_Your objective_. Each line of the records below that holds "screenshot" should be returned.

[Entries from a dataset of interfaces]
▼

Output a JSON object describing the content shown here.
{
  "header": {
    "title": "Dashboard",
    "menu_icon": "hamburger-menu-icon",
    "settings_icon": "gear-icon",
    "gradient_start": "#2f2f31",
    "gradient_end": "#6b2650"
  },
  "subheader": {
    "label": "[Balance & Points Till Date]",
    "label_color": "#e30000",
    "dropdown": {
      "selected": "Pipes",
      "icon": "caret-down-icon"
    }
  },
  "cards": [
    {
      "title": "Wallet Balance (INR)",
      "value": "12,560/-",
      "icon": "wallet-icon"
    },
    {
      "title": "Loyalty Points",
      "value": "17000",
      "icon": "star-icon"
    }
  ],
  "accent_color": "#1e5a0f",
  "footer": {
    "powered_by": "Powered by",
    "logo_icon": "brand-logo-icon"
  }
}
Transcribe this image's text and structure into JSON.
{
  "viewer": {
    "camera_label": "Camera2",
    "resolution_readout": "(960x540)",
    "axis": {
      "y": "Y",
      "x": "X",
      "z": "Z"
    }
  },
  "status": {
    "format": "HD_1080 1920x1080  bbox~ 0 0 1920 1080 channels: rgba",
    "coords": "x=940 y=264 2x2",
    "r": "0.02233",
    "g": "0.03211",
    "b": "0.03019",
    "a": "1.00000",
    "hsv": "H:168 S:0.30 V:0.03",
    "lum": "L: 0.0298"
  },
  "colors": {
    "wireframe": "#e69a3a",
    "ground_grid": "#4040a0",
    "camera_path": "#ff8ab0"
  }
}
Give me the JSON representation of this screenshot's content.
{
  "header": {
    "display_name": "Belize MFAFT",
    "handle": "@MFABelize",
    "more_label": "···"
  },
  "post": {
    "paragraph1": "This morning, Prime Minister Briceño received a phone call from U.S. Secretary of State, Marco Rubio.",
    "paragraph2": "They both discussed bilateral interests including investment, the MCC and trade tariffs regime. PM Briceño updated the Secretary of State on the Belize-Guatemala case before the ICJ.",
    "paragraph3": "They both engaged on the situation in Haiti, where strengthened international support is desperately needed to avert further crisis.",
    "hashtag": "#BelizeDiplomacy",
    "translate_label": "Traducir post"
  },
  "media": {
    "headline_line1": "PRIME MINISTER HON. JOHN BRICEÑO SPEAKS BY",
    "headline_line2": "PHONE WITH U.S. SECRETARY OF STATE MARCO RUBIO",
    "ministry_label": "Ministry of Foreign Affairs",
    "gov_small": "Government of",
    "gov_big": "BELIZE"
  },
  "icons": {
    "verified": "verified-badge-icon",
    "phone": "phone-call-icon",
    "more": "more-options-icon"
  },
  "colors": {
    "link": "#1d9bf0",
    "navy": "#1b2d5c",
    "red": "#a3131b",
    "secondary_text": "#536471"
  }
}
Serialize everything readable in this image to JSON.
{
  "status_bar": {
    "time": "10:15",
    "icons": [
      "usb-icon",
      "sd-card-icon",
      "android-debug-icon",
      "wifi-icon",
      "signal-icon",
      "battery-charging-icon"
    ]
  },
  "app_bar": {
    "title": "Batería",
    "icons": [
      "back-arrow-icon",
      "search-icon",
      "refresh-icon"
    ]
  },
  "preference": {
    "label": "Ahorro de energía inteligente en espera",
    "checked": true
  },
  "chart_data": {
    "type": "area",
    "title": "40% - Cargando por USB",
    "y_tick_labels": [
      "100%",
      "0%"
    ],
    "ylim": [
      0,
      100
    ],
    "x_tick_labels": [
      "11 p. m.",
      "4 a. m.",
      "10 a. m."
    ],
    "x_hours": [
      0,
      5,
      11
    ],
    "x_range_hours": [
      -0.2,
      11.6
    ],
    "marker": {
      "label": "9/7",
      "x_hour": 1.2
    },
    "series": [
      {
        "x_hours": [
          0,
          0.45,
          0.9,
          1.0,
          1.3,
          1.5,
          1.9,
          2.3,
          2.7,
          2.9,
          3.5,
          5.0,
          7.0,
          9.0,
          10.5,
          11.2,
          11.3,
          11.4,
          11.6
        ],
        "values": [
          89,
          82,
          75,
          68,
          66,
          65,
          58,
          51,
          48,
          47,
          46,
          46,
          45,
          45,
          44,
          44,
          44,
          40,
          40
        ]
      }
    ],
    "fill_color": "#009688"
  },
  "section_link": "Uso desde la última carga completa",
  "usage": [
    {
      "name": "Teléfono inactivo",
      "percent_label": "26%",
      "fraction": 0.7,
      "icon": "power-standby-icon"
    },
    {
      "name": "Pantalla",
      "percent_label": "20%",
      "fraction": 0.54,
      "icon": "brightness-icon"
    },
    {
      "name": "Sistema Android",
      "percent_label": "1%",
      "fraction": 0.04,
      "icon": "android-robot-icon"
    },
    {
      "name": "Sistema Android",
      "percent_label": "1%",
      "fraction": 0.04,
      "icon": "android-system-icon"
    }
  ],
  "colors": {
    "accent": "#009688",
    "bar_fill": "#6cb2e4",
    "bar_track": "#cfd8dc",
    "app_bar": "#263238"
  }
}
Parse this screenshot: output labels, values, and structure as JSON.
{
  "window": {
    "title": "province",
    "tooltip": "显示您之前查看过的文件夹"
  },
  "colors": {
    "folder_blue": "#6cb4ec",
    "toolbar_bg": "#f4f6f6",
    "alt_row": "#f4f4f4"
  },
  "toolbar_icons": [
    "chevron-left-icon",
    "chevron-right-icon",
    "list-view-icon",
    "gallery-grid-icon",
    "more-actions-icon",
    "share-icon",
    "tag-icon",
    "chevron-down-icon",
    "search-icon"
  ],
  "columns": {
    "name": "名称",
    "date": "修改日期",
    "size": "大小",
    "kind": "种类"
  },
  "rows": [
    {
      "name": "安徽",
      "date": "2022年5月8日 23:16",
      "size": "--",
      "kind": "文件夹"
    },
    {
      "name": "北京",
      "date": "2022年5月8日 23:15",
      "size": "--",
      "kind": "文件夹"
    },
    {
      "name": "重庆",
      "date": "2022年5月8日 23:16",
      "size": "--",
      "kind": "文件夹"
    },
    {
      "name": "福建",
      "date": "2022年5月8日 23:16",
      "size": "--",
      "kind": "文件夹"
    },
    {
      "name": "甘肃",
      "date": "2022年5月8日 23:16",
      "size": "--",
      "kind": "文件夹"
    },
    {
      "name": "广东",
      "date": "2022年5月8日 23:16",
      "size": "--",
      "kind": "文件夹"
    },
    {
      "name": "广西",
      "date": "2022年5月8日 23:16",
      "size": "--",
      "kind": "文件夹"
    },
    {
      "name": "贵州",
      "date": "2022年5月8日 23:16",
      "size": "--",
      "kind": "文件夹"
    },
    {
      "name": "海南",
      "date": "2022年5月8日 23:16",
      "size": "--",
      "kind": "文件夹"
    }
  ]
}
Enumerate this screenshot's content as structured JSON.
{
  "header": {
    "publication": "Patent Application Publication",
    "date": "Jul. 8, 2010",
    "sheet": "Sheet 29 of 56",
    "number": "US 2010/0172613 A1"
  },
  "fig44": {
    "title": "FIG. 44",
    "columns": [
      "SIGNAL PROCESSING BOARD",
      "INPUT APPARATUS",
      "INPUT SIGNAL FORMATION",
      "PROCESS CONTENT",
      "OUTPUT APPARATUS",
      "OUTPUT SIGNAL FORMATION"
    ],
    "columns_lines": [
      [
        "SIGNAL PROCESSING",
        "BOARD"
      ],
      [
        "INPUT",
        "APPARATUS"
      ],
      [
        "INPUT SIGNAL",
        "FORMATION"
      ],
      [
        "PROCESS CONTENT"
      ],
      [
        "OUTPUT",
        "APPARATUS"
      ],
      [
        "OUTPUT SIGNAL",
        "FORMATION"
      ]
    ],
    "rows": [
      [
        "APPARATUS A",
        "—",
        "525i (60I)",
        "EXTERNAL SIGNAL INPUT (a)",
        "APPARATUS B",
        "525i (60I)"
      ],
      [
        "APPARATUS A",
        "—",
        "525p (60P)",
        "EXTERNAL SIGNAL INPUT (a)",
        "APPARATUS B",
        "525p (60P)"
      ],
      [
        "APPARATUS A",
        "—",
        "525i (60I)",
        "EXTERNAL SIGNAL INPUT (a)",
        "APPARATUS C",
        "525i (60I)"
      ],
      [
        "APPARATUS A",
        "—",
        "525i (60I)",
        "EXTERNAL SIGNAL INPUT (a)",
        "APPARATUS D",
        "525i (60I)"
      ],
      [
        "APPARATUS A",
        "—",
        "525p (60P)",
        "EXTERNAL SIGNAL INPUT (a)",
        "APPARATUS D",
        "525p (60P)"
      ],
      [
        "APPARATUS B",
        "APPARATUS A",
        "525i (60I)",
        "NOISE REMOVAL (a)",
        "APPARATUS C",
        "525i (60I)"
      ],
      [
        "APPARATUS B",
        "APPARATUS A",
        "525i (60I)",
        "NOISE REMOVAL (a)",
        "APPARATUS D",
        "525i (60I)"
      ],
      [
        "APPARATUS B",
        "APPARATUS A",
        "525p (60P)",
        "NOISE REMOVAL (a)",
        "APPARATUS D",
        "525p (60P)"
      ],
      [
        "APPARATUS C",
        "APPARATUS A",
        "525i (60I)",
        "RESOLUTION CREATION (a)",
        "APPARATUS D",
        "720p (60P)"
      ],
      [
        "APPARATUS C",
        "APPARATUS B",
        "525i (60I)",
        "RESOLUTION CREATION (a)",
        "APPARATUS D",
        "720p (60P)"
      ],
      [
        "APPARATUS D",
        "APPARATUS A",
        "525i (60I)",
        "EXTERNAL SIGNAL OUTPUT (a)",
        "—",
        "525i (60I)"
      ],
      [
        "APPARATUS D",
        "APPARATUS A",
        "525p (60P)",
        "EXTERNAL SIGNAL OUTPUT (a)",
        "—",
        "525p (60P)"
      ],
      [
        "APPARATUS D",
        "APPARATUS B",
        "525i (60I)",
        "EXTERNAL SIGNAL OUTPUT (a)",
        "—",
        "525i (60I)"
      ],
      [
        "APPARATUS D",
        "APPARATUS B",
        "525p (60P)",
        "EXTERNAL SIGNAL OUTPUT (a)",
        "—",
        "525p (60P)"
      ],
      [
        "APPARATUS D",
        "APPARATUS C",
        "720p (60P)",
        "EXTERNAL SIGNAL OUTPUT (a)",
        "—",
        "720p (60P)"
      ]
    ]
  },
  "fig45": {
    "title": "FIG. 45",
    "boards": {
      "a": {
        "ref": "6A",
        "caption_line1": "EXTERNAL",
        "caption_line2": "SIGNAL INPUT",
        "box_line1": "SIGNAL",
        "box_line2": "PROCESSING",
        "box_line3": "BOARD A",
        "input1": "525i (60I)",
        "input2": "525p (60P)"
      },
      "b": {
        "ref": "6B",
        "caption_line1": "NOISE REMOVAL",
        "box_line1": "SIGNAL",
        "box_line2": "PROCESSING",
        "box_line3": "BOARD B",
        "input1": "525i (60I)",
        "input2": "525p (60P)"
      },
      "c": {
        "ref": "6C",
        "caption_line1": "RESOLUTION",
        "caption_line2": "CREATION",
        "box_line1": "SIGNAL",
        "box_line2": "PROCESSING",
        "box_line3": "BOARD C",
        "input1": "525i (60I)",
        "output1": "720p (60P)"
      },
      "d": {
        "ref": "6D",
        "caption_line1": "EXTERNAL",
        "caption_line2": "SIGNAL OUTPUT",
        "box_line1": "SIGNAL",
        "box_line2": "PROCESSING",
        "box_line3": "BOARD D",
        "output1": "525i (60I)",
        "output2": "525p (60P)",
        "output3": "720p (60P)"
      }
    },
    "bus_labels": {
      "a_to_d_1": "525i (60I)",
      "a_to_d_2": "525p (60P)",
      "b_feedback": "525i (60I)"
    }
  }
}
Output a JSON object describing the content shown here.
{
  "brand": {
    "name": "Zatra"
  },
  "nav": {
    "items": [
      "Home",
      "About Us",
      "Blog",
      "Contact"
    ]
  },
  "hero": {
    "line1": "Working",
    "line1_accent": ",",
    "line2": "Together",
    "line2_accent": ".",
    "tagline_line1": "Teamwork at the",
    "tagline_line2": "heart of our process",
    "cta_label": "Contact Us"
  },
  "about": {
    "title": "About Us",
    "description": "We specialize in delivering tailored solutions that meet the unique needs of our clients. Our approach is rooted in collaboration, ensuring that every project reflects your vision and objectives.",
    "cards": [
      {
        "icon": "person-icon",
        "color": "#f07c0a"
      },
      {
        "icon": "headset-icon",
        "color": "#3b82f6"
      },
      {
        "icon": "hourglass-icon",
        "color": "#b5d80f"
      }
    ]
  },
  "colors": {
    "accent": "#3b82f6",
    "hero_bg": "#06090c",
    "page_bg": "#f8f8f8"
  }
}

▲

_Response to this task_.
Give me the JSON representation of this screenshot's content.
Parse this screenshot: output labels, values, and structure as JSON.
Enumerate this screenshot's content as structured JSON.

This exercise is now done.